We should again clarify Carlino’s claim that they would preserve 161 acres of the forest. If Carlino goes to settlement with the diocese, there is nothing legally stopping them from selling that land to someone else or submitting a plan to develop more of the site. They could even log the forest and sell the lumber (assuming the township didn't stop them in court). Developers’ promises are not legally binding. However, assuming some legal contract is signed between the county and Carlino, any land that gets saved will have to be purchased by the county, township, state, an athletic organization, and possibly private foundation money. But there’s been no movement that we know of – despite assurances by Carlino – towards the county agreeing to purchase the land. Essentially, Carlino is not saving anything, so don’t let them massage you into thinking they need to “build big in the front to subsidize the purchase of the back.”
Another fallacy being pushed by Carlino and their spokespeople is that “they’re building on just a little bit more” than the Don Guanella Village footprint, claiming that it’s 38 acres in total area. This is wrong on two counts. First, Google Earth puts the size of the Village at 34.6 acres (with a margin of error of less than 1/100th of one percent). The three acre difference between what Carlino says it is and what Google clearly shows it to be might not sound like much, but a big box store or strip of stores could be snugly nestled on a plot that size.
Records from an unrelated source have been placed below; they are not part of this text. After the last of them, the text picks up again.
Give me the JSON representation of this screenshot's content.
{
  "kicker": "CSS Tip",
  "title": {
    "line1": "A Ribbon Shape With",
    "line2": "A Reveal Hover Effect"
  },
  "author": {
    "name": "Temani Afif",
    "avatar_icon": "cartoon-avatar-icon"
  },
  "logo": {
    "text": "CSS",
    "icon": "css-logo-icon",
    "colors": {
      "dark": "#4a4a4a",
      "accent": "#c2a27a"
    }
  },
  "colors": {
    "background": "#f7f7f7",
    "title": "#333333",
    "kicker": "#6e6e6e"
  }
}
It’s about the size of the Shoppes at Sproul Plaza (with the Wawa).
Also, the actual 12+ acre difference between what Carlino wants and the actual size of Don Guanella might not sound like much, either, but it is roughly the same size as the shopping center at Route 3 and Springfield Road (with the Pep Boys, Planet Fitness, Citizens Bank, Redbox, A.C. Moore, and the abandoned Giant supermarket). That’s not “a little bit more” by any rational standard.
Carlino says they're just adding "a little bit more" to the size of the their proposal. Here's what that looks like: The abandoned Giant shopping center at Springfield Road and West Chester Pike is about 13 acres (the area within the polygon). The 12 acre difference between the actual Don Guanella Village site and their larger proposal is roughly equivalent to this large shopping center.
Peter Miller and Brian McElwee stood up at the earlier O’Hara prep meeting (before the gymnasium “open house”) and spoke of the “private property rights” they and the Archdiocese have and spoke like it’s their Constitutional right to destroy a community’s quality of life. What about the rights of area residents? What about the rights of property owners whose home values would fall as every possible cut-through street in the area is inundated by thousands of new daily vehicle trips? What about the right to not have an enormous shopping center dropped in your community? What about the right to not have your neighborhood flooded with light pollution and noise? What about your right to not have your roads further congested by a very wealthy corporation? Carlino's claimed right to build a regional shopping center presupposes that residents in the area have no rights, that the community can be transformed into a regional shopping mecca without its consent.
As the development of the Don Guanella property is probably the most important quality of life issue to ever face Marple Township (and neighboring townships like Springfield, Haverford, Upper Darby and Upper Providence), the choice for the Marple Commissioners is clear. To get the rezoning they need, Carlino must significantly scale down the size of their commercial center. There would be no undoing the permanent damage to our community and quality of life if it’s approved.